FICO is the Most Widely-Used Credit Score By Lenders
Since there are so many free credit score resources out there, you should know that FICO is the most widely used credit score among lenders. In fact, 90% of lenders check FICO Scores rather than any other types of credit scores, though VantageScore is rapidly gaining popularity.
But if you’re looking to take out a loan anytime soon, we still recommend checking your FICO Score.
FICO actually has multiple scoring models, such as FICO Auto Score and FICO Bankcard Score, used in different lending industries. The most popular score across industries is the FICO Score 8, while the FICO Score 10 and FICO Score 10 T are the most recently released FICO scoring models.
You can purchase your FICO credit score and report from each credit bureau individually for $19.95 or all three credit bureaus scores and reports for $59.85. Purchasing your credit score through FICO will include your FICO Score 8, as well as other important industry-specific scores, which is much more than you’ll get from a free service.

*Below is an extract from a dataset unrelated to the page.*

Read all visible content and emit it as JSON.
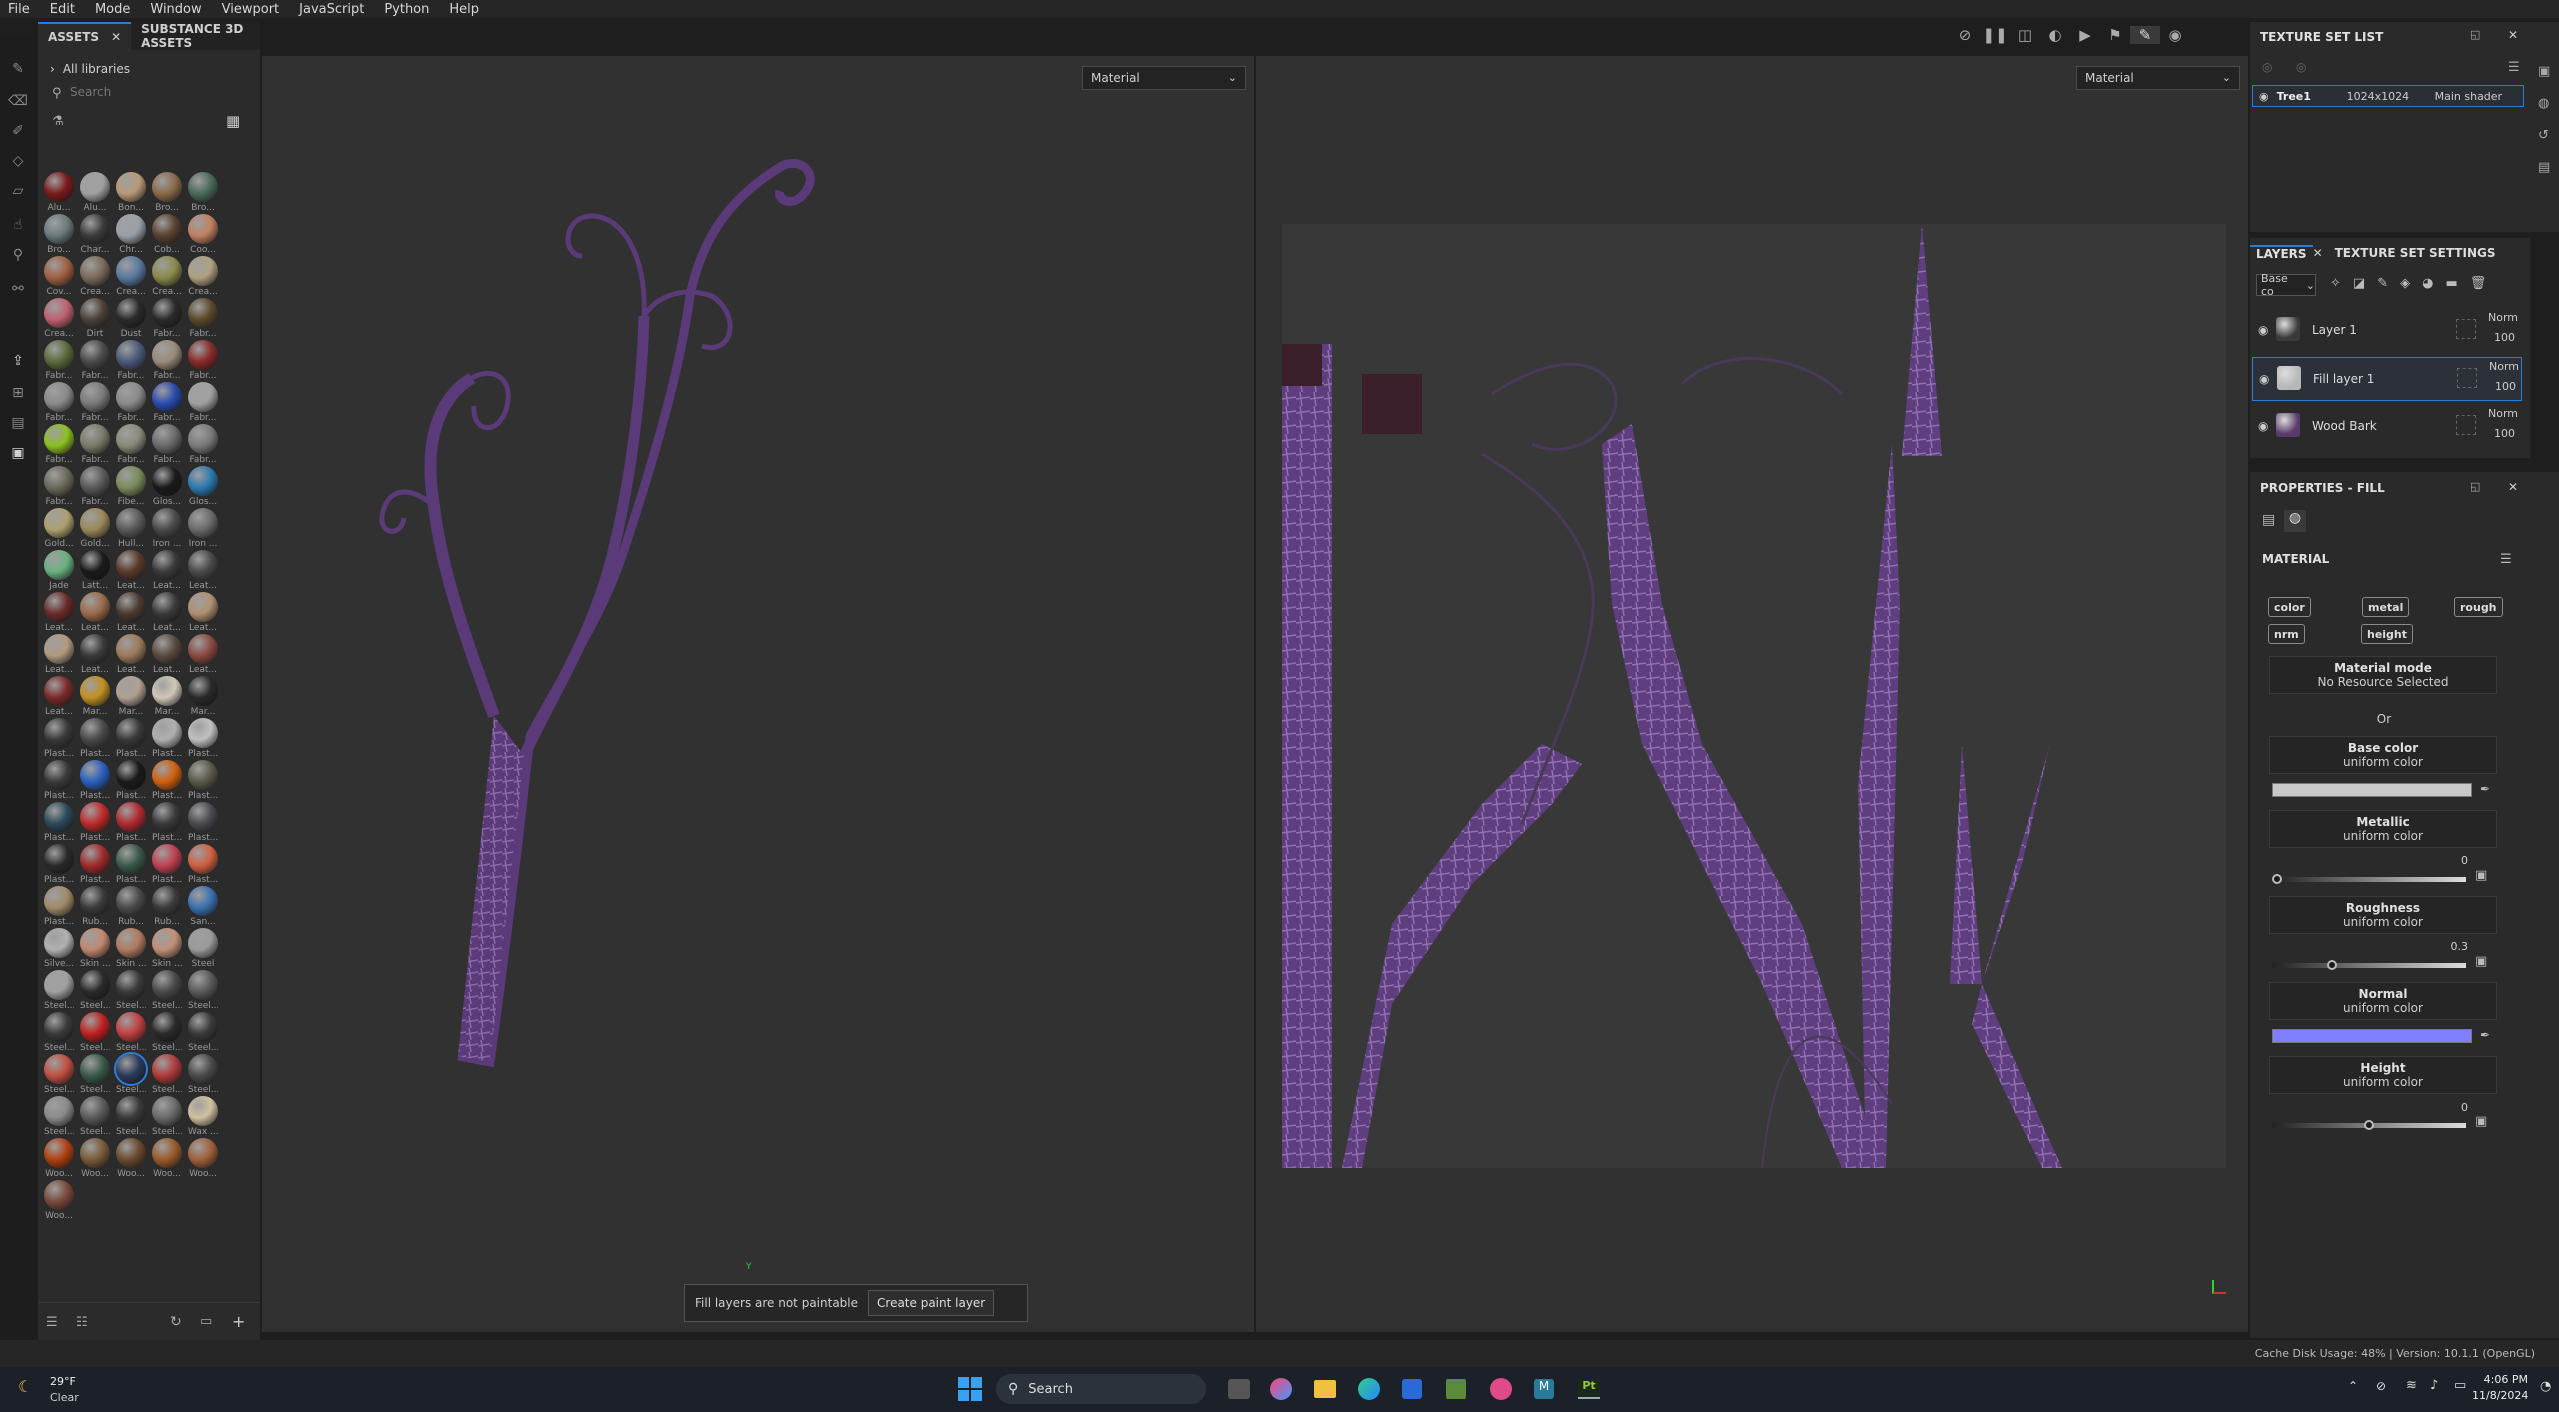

Credit scoring has gotten unnecessarily complicated over the years, but countless companies are dedicated to demystifying credit for regular people who don’t write about finances all day, ahem.
These companies, most notably Credit Karma, can show you your VantageScore credit scores as well as recommendations for improving your credit in an easy-to-read format. But it will also use your data to recommend products and services based on your credit profile, which may or may not be something you want.
The Bottom Line
Your credit scores are only incorrect if the credit report from which it is based has errors — but know that credit reports are correct an overwhelming majority of the time.
You can review your credit reports — one from each bureau — for free every year on AnnualCreditReport.com. It is the only federally authorized source to provide you with your full credit report. Everything you see on a personal finance app or the like is a credit report summary.